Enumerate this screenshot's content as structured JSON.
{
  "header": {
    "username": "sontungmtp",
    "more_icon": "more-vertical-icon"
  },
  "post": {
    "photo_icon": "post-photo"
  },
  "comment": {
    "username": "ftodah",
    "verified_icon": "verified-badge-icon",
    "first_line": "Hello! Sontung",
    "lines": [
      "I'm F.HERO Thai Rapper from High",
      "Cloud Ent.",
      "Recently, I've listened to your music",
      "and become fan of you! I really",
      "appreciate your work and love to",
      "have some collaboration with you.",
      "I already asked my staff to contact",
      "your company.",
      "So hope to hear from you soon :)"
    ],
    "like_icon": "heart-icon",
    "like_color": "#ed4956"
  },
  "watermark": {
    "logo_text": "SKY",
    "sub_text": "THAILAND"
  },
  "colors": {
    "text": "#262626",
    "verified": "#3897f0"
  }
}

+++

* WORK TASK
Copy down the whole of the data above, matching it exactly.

* FINISHED TASK
Enumerate this screenshot's content as structured JSON.
{
  "header": {
    "username": "sontungmtp",
    "more_icon": "more-vertical-icon"
  },
  "post": {
    "photo_icon": "post-photo"
  },
  "comment": {
    "username": "ftodah",
    "verified_icon": "verified-badge-icon",
    "first_line": "Hello! Sontung",
    "lines": [
      "I'm F.HERO Thai Rapper from High",
      "Cloud Ent.",
      "Recently, I've listened to your music",
      "and become fan of you! I really",
      "appreciate your work and love to",
      "have some collaboration with you.",
      "I already asked my staff to contact",
      "your company.",
      "So hope to hear from you soon :)"
    ],
    "like_icon": "heart-icon",
    "like_color": "#ed4956"
  },
  "watermark": {
    "logo_text": "SKY",
    "sub_text": "THAILAND"
  },
  "colors": {
    "text": "#262626",
    "verified": "#3897f0"
  }
}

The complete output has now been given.